Through the centuries, churches have been designed to wall in space and shut out light. From the starkest, most roughly-hewn gathering places to the stateliest landmark cathedrals of Old Europe, the intent has always been twofold: first, to create a uniquely Christian experience in which the spirit of community is embraced and, second, to encourage a mood of contemplation wherein the heart's own voice might rise quietly, reverentially.

For churches, the challenge was to bring in light from the outside without allowing distractions from this outside world to pour into their worship space. The sunlight that would be allowed in should not drench worshippers in its glaring brightness but rather this light should be a transformative light that would help to illumine the interiors of the church...and the soul.

In stained glass, they found their answer.
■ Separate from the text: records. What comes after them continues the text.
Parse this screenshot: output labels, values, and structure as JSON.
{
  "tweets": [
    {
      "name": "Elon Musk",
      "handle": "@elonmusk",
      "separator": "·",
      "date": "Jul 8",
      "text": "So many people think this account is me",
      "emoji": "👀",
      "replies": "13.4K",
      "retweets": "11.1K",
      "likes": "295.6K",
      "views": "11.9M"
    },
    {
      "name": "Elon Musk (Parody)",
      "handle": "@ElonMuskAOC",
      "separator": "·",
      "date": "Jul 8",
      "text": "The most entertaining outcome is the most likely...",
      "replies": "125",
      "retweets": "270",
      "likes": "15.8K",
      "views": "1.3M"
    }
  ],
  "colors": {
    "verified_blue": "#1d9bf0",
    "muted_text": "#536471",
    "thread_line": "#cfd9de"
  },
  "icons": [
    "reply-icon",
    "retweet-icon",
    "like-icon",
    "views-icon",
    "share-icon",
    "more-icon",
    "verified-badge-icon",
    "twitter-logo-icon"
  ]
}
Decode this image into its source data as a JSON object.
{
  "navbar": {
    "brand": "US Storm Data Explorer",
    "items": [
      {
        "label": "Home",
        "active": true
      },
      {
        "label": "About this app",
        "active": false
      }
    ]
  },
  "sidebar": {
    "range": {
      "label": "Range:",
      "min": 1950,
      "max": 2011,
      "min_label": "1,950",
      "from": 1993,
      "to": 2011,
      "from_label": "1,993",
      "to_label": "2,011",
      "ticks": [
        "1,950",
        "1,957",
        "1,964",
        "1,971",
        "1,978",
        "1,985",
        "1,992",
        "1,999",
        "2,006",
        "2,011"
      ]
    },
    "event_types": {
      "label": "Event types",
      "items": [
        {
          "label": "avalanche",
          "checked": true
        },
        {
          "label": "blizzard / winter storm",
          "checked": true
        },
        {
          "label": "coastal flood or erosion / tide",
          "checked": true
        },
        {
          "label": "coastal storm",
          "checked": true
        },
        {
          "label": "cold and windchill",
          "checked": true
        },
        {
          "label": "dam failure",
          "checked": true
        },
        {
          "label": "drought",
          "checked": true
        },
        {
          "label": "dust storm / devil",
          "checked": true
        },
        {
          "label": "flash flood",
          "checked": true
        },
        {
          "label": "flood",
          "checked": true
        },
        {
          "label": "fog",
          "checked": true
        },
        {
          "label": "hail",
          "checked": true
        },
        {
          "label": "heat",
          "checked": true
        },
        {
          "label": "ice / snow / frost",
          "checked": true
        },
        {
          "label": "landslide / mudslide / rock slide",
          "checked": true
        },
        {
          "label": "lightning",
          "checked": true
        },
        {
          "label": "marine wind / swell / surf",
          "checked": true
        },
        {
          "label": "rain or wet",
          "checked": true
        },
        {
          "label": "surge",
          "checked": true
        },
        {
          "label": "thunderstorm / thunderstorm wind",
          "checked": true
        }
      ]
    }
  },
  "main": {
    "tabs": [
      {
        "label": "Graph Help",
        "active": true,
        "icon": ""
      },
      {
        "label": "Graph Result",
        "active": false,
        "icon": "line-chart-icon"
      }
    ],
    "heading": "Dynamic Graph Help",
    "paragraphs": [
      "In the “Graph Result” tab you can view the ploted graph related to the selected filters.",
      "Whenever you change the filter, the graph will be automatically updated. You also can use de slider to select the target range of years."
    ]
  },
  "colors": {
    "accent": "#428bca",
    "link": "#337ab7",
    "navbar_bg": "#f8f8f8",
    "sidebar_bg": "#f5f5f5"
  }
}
For its inherent translucence and potential for fabrication allow glass to both capture and play with light. Given shape, color and images that unfold the story of Jesus Christ and His followers, this "art glass" works to stimulate the visual senses, stirring emotions that direct our thoughts inward, towards God. And by infusing worship space and worshippers alike with a heightened sense of purpose, stained glass windows compliment the liturgy.

It is a dynamic interplay of light and soul experienced personally and profoundly by succeeding generations of visitors here at the Basilica of the National Shrine of Mary, Queen of the Universe.